Another tactic some of the angry ABE booksellers are taking is an informative email to customers. This technique is taking several different forms. I received one of these "informative emails" from a KA in Washington state, in clear violation of ABE Privacy Policy. No, I did not order a book from her- recently. In fact, my only book order from her was on 1/23/2003!!!!! In her email, she bad-mouthed ABE informing me of all the transgressions ABE is imposing on her and other ABE booksellers. I was advised how to use and when searching for books, but told my primary choice should be ADDALL for book searches, since ABE owns Bookfinder. I was also advised to purchase my books from in preference to ABE. While I understand the dealer's frustrations, I am mightily peeved by receiving an unsolicited email that violates privacy policies. AND- I did complain to ABE. Sorry, but I am tired of booksellers feeling my book order is an open invitation to send me their catalogs, mailing lists, or other spam when I did not give permission. People, ask first, please or provide a means to subscribe in your initial contact!!!!

Another form of the email campaign is to inform the buyer that there is a 15% surcharge on all ABE orders, which can be avoided if the book is purchased elsewhere- the preferred site to be named by the individual dealer. I don't know how that will work. Unless the customer is a "regular," I think most want price and convenience in one spot without hassle. Who's to say the person won't move on to another venue or say fuhgedaboutit?

My take on all this is, if you don't like the way the big kids play with your ball, take it and go home. We (booksellers) are using the assorted listing services to sell our items. No one is forced to stay with any single one of the sites. There is no gun to our collective heads. The sites aren't ours; we didn't develop them. We are, in fact, more or less renters, and the other fact is we are in a landlords' market. We all had to apply to be accepted on the various sites. No, I am not happy with every site I list on, either, but I like to think I am realistic.

There are many reasons that bookselling has arrived to the point we are at: ScoutPal; discussion boards where every Joe Blow and his dog are welcomed with open arms and pages full of helpful information; Amazon inviting its customers to sell their past purchases; Antiques Road Show, HGTV and the like; penny books, megalisters, auto-repricers and as the King said, etcetera, etcetera, etcetera. Don't even get me started on the fact that every person not in the know thinks bookselling is an easy way to make money. Sheesh!!! Talk about hard work- both physical and mental.
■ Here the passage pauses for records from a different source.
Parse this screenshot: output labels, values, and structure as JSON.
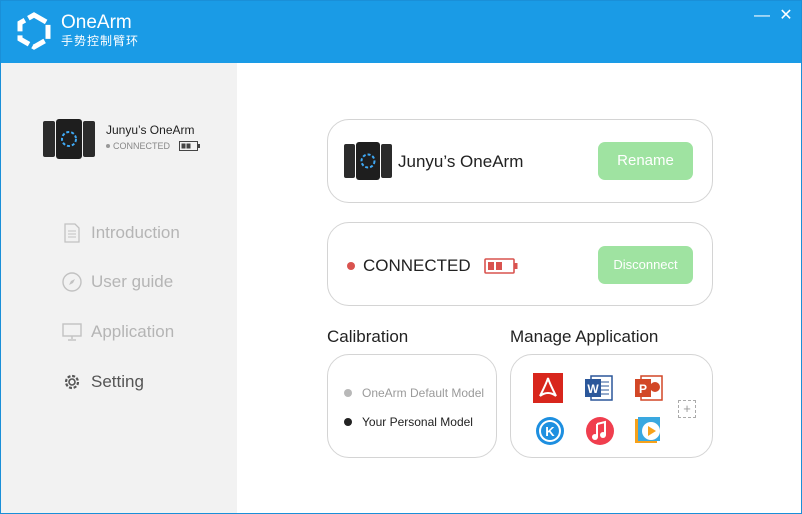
{
  "app": {
    "title": "OneArm",
    "subtitle": "手势控制臂环",
    "accent_color": "#1a9be6"
  },
  "window_controls": {
    "minimize": "—",
    "close": "✕"
  },
  "sidebar": {
    "device_name": "Junyu’s OneArm",
    "device_status": "CONNECTED",
    "items": [
      {
        "label": "Introduction",
        "icon": "document-icon"
      },
      {
        "label": "User guide",
        "icon": "compass-icon"
      },
      {
        "label": "Application",
        "icon": "monitor-icon"
      },
      {
        "label": "Setting",
        "icon": "gear-icon",
        "active": true
      }
    ]
  },
  "device_card": {
    "name": "Junyu’s OneArm",
    "rename_label": "Rename"
  },
  "connection_card": {
    "status": "CONNECTED",
    "status_color": "#d9534f",
    "disconnect_label": "Disconnect"
  },
  "calibration": {
    "title": "Calibration",
    "options": [
      {
        "label": "OneArm Default Model",
        "selected": false
      },
      {
        "label": "Your Personal Model",
        "selected": true
      }
    ]
  },
  "manage_application": {
    "title": "Manage Application",
    "apps": [
      {
        "name": "pdf-reader-icon"
      },
      {
        "name": "word-icon"
      },
      {
        "name": "powerpoint-icon"
      },
      {
        "name": "kugou-music-icon"
      },
      {
        "name": "itunes-icon"
      },
      {
        "name": "media-player-icon"
      }
    ],
    "add_label": "+"
  }
}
Booksellers have also been offered other listing options, like ABBookman's
Collectors Book Market and IOBA's (only for members) but these options were considered too new, too small, too powerless, or whatever the excuse of the day is/was. Everyone (or nearly) crawled back to eBay after the category changes and Item Specifics. Then there was Alibris and their changes and fee collecting. If memory serves me correctly, those who jumped ship from Alibris went to ABE and/or Biblio. Constant complaints about Amazon glitches haven't chased away the hordes, either. I hardly see how ABE is any different from the three (of many) examples I used. Times are harder for the big dawgs, too.
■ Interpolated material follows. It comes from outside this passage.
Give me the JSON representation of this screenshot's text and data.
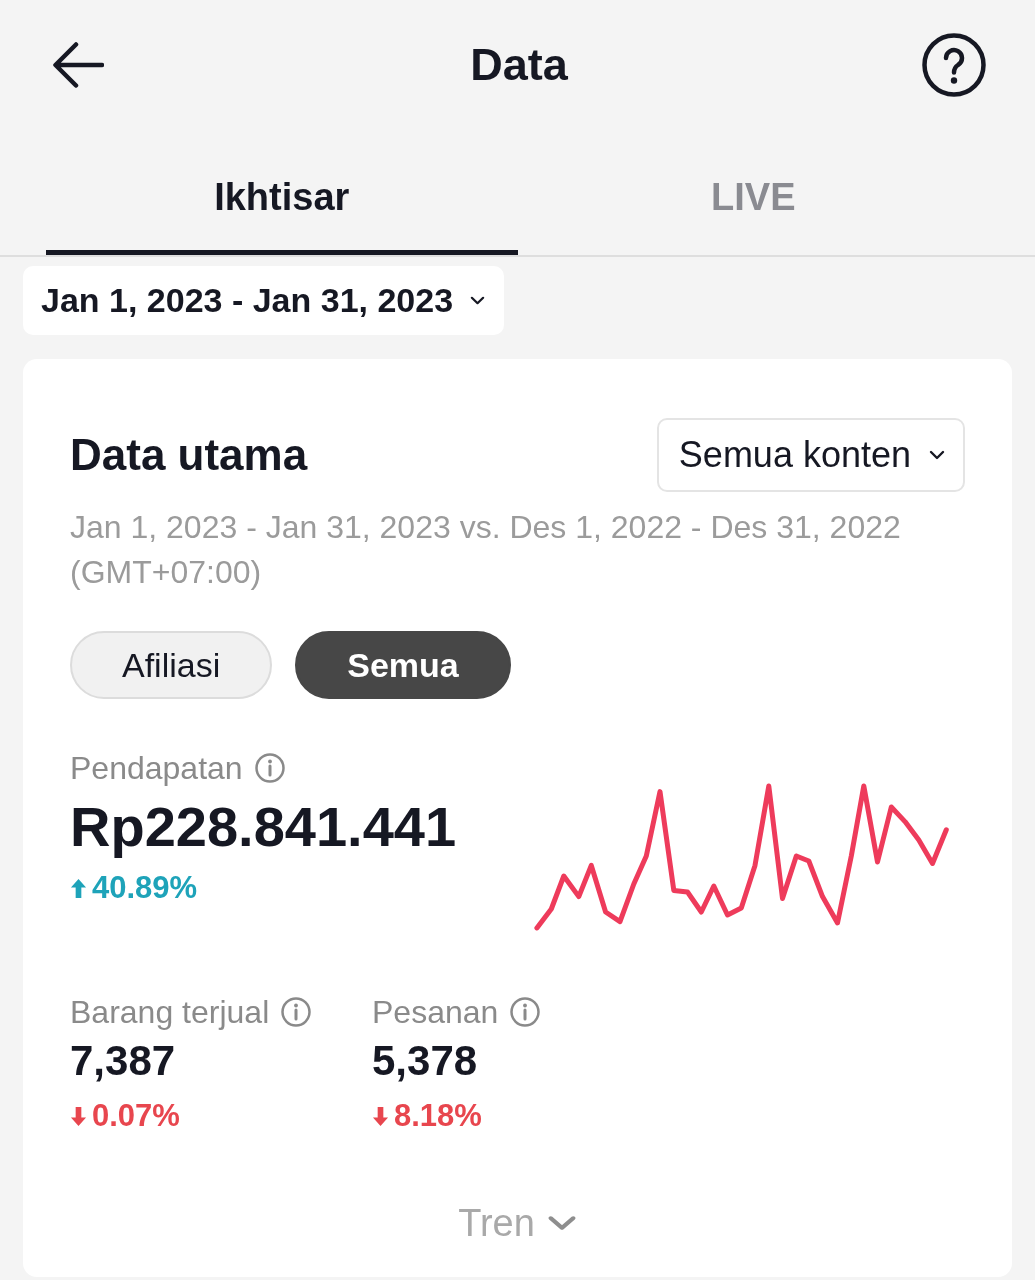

"Bookmen" (Sorry ladies- but we're included here, too.) with principles should support the likes of IOBA, Biblio,
Tomfolio, Collectors Book Market and other similar sites. Yes, the whines about low/no sales will be voiced regarding these sites. Whether true or not, every site has to start somewhere building its online inventory and reputation. ABE did not always have the size and stature it does now!

Any and all corrections, observations, experiences or opinions are welcome.

No comments: